--- EXERCISE ---
Every entry, exactly as given, must be retyped.

--- Items from a data source ---

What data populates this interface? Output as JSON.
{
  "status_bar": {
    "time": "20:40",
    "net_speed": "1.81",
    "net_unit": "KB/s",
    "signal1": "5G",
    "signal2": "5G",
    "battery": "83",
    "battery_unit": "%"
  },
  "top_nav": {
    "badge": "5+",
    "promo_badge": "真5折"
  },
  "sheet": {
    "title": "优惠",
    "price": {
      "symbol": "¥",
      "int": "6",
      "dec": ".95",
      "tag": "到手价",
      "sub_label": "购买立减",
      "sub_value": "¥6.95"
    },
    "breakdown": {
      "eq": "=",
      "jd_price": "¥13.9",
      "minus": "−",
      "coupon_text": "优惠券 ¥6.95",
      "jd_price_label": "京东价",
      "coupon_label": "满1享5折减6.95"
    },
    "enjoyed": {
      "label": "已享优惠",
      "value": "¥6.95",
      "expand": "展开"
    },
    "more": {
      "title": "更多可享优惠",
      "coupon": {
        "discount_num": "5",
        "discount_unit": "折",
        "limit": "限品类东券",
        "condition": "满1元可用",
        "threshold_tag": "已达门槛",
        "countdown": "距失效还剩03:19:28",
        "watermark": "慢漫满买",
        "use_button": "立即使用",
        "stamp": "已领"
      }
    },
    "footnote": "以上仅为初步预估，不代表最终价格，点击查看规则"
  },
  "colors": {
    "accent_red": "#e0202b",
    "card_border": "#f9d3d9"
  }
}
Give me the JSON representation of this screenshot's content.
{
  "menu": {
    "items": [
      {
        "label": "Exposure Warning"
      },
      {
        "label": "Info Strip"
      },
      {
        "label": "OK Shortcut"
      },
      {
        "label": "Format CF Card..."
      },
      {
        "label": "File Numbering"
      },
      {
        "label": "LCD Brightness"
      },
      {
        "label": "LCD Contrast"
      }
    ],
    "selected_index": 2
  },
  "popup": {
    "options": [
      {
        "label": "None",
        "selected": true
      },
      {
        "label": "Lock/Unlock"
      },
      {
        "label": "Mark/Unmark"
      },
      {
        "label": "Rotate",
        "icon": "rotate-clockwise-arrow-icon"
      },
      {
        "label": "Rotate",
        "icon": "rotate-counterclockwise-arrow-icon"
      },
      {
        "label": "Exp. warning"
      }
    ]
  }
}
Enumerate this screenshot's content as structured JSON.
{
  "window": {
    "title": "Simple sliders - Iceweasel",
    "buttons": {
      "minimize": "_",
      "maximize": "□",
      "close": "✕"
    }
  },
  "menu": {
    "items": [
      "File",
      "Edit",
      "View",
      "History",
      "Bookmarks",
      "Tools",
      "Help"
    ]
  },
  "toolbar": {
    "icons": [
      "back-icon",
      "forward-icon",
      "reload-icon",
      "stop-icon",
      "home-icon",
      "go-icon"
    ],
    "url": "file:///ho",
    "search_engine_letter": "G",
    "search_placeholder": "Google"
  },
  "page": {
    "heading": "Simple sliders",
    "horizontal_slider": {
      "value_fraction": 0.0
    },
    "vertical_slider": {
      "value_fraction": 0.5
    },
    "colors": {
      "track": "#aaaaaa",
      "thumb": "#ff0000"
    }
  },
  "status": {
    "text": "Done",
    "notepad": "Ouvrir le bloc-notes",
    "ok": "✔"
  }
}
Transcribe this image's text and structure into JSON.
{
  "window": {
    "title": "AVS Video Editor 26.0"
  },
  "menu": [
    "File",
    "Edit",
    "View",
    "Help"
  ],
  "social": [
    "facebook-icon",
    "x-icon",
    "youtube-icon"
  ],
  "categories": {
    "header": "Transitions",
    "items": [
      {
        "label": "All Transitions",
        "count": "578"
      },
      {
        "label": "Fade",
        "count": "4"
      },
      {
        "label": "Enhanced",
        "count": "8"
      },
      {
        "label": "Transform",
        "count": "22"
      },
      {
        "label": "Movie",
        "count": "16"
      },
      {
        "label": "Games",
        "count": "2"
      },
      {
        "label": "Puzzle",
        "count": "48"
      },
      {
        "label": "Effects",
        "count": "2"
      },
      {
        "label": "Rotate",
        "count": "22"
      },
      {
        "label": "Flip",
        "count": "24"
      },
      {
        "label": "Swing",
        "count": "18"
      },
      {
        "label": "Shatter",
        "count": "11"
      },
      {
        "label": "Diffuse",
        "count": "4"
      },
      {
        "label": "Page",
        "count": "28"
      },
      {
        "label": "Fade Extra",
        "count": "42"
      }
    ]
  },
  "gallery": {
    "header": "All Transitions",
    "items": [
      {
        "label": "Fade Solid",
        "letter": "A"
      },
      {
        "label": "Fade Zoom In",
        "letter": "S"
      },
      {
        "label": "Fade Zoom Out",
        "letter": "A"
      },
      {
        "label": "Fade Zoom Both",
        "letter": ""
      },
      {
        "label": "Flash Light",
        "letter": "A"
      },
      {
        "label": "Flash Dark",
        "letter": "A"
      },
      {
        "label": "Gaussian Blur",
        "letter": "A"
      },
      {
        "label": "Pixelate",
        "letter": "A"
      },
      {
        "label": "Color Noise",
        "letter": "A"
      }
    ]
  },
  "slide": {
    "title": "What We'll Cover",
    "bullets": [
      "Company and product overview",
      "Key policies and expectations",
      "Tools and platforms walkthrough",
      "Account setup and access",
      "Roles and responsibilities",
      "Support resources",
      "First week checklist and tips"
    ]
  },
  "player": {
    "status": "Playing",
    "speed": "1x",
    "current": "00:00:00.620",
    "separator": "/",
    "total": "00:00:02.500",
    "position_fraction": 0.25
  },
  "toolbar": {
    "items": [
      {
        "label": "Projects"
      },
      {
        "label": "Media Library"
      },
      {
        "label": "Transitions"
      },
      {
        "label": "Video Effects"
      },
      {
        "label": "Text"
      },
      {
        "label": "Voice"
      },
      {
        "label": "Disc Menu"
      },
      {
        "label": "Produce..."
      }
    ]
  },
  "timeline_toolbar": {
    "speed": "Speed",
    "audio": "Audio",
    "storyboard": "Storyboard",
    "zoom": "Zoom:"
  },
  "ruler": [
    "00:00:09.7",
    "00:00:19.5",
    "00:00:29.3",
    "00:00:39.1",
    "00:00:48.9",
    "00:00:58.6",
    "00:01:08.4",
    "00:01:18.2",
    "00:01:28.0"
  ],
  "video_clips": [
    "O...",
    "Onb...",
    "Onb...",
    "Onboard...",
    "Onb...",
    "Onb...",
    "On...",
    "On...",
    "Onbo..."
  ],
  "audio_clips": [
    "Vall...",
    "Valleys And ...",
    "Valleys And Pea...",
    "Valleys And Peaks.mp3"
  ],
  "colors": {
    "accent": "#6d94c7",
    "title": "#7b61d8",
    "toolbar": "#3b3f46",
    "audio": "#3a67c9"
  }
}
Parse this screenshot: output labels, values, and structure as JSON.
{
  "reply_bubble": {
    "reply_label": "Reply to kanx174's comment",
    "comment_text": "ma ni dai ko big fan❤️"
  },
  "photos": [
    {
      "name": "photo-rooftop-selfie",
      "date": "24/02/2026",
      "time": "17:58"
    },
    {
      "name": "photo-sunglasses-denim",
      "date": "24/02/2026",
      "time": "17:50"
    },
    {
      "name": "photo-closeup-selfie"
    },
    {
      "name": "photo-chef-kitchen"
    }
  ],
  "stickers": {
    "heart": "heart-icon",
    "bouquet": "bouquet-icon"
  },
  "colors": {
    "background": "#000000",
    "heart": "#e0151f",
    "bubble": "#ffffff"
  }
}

--- SOLUTION TO THE EXERCISE ---
What data populates this interface? Output as JSON.
{
  "status_bar": {
    "time": "20:40",
    "net_speed": "1.81",
    "net_unit": "KB/s",
    "signal1": "5G",
    "signal2": "5G",
    "battery": "83",
    "battery_unit": "%"
  },
  "top_nav": {
    "badge": "5+",
    "promo_badge": "真5折"
  },
  "sheet": {
    "title": "优惠",
    "price": {
      "symbol": "¥",
      "int": "6",
      "dec": ".95",
      "tag": "到手价",
      "sub_label": "购买立减",
      "sub_value": "¥6.95"
    },
    "breakdown": {
      "eq": "=",
      "jd_price": "¥13.9",
      "minus": "−",
      "coupon_text": "优惠券 ¥6.95",
      "jd_price_label": "京东价",
      "coupon_label": "满1享5折减6.95"
    },
    "enjoyed": {
      "label": "已享优惠",
      "value": "¥6.95",
      "expand": "展开"
    },
    "more": {
      "title": "更多可享优惠",
      "coupon": {
        "discount_num": "5",
        "discount_unit": "折",
        "limit": "限品类东券",
        "condition": "满1元可用",
        "threshold_tag": "已达门槛",
        "countdown": "距失效还剩03:19:28",
        "watermark": "慢漫满买",
        "use_button": "立即使用",
        "stamp": "已领"
      }
    },
    "footnote": "以上仅为初步预估，不代表最终价格，点击查看规则"
  },
  "colors": {
    "accent_red": "#e0202b",
    "card_border": "#f9d3d9"
  }
}
Give me the JSON representation of this screenshot's content.
{
  "menu": {
    "items": [
      {
        "label": "Exposure Warning"
      },
      {
        "label": "Info Strip"
      },
      {
        "label": "OK Shortcut"
      },
      {
        "label": "Format CF Card..."
      },
      {
        "label": "File Numbering"
      },
      {
        "label": "LCD Brightness"
      },
      {
        "label": "LCD Contrast"
      }
    ],
    "selected_index": 2
  },
  "popup": {
    "options": [
      {
        "label": "None",
        "selected": true
      },
      {
        "label": "Lock/Unlock"
      },
      {
        "label": "Mark/Unmark"
      },
      {
        "label": "Rotate",
        "icon": "rotate-clockwise-arrow-icon"
      },
      {
        "label": "Rotate",
        "icon": "rotate-counterclockwise-arrow-icon"
      },
      {
        "label": "Exp. warning"
      }
    ]
  }
}
Enumerate this screenshot's content as structured JSON.
{
  "window": {
    "title": "Simple sliders - Iceweasel",
    "buttons": {
      "minimize": "_",
      "maximize": "□",
      "close": "✕"
    }
  },
  "menu": {
    "items": [
      "File",
      "Edit",
      "View",
      "History",
      "Bookmarks",
      "Tools",
      "Help"
    ]
  },
  "toolbar": {
    "icons": [
      "back-icon",
      "forward-icon",
      "reload-icon",
      "stop-icon",
      "home-icon",
      "go-icon"
    ],
    "url": "file:///ho",
    "search_engine_letter": "G",
    "search_placeholder": "Google"
  },
  "page": {
    "heading": "Simple sliders",
    "horizontal_slider": {
      "value_fraction": 0.0
    },
    "vertical_slider": {
      "value_fraction": 0.5
    },
    "colors": {
      "track": "#aaaaaa",
      "thumb": "#ff0000"
    }
  },
  "status": {
    "text": "Done",
    "notepad": "Ouvrir le bloc-notes",
    "ok": "✔"
  }
}
Transcribe this image's text and structure into JSON.
{
  "window": {
    "title": "AVS Video Editor 26.0"
  },
  "menu": [
    "File",
    "Edit",
    "View",
    "Help"
  ],
  "social": [
    "facebook-icon",
    "x-icon",
    "youtube-icon"
  ],
  "categories": {
    "header": "Transitions",
    "items": [
      {
        "label": "All Transitions",
        "count": "578"
      },
      {
        "label": "Fade",
        "count": "4"
      },
      {
        "label": "Enhanced",
        "count": "8"
      },
      {
        "label": "Transform",
        "count": "22"
      },
      {
        "label": "Movie",
        "count": "16"
      },
      {
        "label": "Games",
        "count": "2"
      },
      {
        "label": "Puzzle",
        "count": "48"
      },
      {
        "label": "Effects",
        "count": "2"
      },
      {
        "label": "Rotate",
        "count": "22"
      },
      {
        "label": "Flip",
        "count": "24"
      },
      {
        "label": "Swing",
        "count": "18"
      },
      {
        "label": "Shatter",
        "count": "11"
      },
      {
        "label": "Diffuse",
        "count": "4"
      },
      {
        "label": "Page",
        "count": "28"
      },
      {
        "label": "Fade Extra",
        "count": "42"
      }
    ]
  },
  "gallery": {
    "header": "All Transitions",
    "items": [
      {
        "label": "Fade Solid",
        "letter": "A"
      },
      {
        "label": "Fade Zoom In",
        "letter": "S"
      },
      {
        "label": "Fade Zoom Out",
        "letter": "A"
      },
      {
        "label": "Fade Zoom Both",
        "letter": ""
      },
      {
        "label": "Flash Light",
        "letter": "A"
      },
      {
        "label": "Flash Dark",
        "letter": "A"
      },
      {
        "label": "Gaussian Blur",
        "letter": "A"
      },
      {
        "label": "Pixelate",
        "letter": "A"
      },
      {
        "label": "Color Noise",
        "letter": "A"
      }
    ]
  },
  "slide": {
    "title": "What We'll Cover",
    "bullets": [
      "Company and product overview",
      "Key policies and expectations",
      "Tools and platforms walkthrough",
      "Account setup and access",
      "Roles and responsibilities",
      "Support resources",
      "First week checklist and tips"
    ]
  },
  "player": {
    "status": "Playing",
    "speed": "1x",
    "current": "00:00:00.620",
    "separator": "/",
    "total": "00:00:02.500",
    "position_fraction": 0.25
  },
  "toolbar": {
    "items": [
      {
        "label": "Projects"
      },
      {
        "label": "Media Library"
      },
      {
        "label": "Transitions"
      },
      {
        "label": "Video Effects"
      },
      {
        "label": "Text"
      },
      {
        "label": "Voice"
      },
      {
        "label": "Disc Menu"
      },
      {
        "label": "Produce..."
      }
    ]
  },
  "timeline_toolbar": {
    "speed": "Speed",
    "audio": "Audio",
    "storyboard": "Storyboard",
    "zoom": "Zoom:"
  },
  "ruler": [
    "00:00:09.7",
    "00:00:19.5",
    "00:00:29.3",
    "00:00:39.1",
    "00:00:48.9",
    "00:00:58.6",
    "00:01:08.4",
    "00:01:18.2",
    "00:01:28.0"
  ],
  "video_clips": [
    "O...",
    "Onb...",
    "Onb...",
    "Onboard...",
    "Onb...",
    "Onb...",
    "On...",
    "On...",
    "Onbo..."
  ],
  "audio_clips": [
    "Vall...",
    "Valleys And ...",
    "Valleys And Pea...",
    "Valleys And Peaks.mp3"
  ],
  "colors": {
    "accent": "#6d94c7",
    "title": "#7b61d8",
    "toolbar": "#3b3f46",
    "audio": "#3a67c9"
  }
}
Parse this screenshot: output labels, values, and structure as JSON.
{
  "reply_bubble": {
    "reply_label": "Reply to kanx174's comment",
    "comment_text": "ma ni dai ko big fan❤️"
  },
  "photos": [
    {
      "name": "photo-rooftop-selfie",
      "date": "24/02/2026",
      "time": "17:58"
    },
    {
      "name": "photo-sunglasses-denim",
      "date": "24/02/2026",
      "time": "17:50"
    },
    {
      "name": "photo-closeup-selfie"
    },
    {
      "name": "photo-chef-kitchen"
    }
  ],
  "stickers": {
    "heart": "heart-icon",
    "bouquet": "bouquet-icon"
  },
  "colors": {
    "background": "#000000",
    "heart": "#e0151f",
    "bubble": "#ffffff"
  }
}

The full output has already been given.